Task to complete
Copy each entry exactly, leaving nothing out.
%%
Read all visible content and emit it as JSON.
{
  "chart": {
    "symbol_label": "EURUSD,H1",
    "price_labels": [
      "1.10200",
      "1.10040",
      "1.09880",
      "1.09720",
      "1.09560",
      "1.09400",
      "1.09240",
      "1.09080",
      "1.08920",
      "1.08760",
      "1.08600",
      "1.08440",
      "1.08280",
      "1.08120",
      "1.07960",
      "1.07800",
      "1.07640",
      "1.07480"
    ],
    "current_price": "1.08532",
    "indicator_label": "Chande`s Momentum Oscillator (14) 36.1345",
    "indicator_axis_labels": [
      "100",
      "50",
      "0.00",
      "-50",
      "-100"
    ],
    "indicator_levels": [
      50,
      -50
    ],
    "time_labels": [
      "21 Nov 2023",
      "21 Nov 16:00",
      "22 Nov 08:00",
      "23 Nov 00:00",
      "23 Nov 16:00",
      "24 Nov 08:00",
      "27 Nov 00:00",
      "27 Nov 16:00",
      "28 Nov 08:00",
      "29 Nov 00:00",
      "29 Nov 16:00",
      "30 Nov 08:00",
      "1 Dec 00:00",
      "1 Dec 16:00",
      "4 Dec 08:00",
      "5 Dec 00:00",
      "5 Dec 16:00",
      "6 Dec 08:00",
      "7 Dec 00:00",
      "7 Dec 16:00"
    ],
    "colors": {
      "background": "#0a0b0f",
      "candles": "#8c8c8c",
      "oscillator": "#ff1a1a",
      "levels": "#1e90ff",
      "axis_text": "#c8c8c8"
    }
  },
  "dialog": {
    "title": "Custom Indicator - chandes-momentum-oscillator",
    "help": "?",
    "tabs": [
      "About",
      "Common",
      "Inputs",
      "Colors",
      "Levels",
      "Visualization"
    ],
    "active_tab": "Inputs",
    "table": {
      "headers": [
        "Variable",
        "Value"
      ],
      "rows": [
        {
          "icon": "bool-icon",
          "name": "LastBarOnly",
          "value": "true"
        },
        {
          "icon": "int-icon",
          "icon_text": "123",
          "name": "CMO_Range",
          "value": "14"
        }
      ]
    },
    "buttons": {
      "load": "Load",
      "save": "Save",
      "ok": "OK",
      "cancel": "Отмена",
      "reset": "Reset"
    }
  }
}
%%
Completed task
Read all visible content and emit it as JSON.
{
  "chart": {
    "symbol_label": "EURUSD,H1",
    "price_labels": [
      "1.10200",
      "1.10040",
      "1.09880",
      "1.09720",
      "1.09560",
      "1.09400",
      "1.09240",
      "1.09080",
      "1.08920",
      "1.08760",
      "1.08600",
      "1.08440",
      "1.08280",
      "1.08120",
      "1.07960",
      "1.07800",
      "1.07640",
      "1.07480"
    ],
    "current_price": "1.08532",
    "indicator_label": "Chande`s Momentum Oscillator (14) 36.1345",
    "indicator_axis_labels": [
      "100",
      "50",
      "0.00",
      "-50",
      "-100"
    ],
    "indicator_levels": [
      50,
      -50
    ],
    "time_labels": [
      "21 Nov 2023",
      "21 Nov 16:00",
      "22 Nov 08:00",
      "23 Nov 00:00",
      "23 Nov 16:00",
      "24 Nov 08:00",
      "27 Nov 00:00",
      "27 Nov 16:00",
      "28 Nov 08:00",
      "29 Nov 00:00",
      "29 Nov 16:00",
      "30 Nov 08:00",
      "1 Dec 00:00",
      "1 Dec 16:00",
      "4 Dec 08:00",
      "5 Dec 00:00",
      "5 Dec 16:00",
      "6 Dec 08:00",
      "7 Dec 00:00",
      "7 Dec 16:00"
    ],
    "colors": {
      "background": "#0a0b0f",
      "candles": "#8c8c8c",
      "oscillator": "#ff1a1a",
      "levels": "#1e90ff",
      "axis_text": "#c8c8c8"
    }
  },
  "dialog": {
    "title": "Custom Indicator - chandes-momentum-oscillator",
    "help": "?",
    "tabs": [
      "About",
      "Common",
      "Inputs",
      "Colors",
      "Levels",
      "Visualization"
    ],
    "active_tab": "Inputs",
    "table": {
      "headers": [
        "Variable",
        "Value"
      ],
      "rows": [
        {
          "icon": "bool-icon",
          "name": "LastBarOnly",
          "value": "true"
        },
        {
          "icon": "int-icon",
          "icon_text": "123",
          "name": "CMO_Range",
          "value": "14"
        }
      ]
    },
    "buttons": {
      "load": "Load",
      "save": "Save",
      "ok": "OK",
      "cancel": "Отмена",
      "reset": "Reset"
    }
  }
}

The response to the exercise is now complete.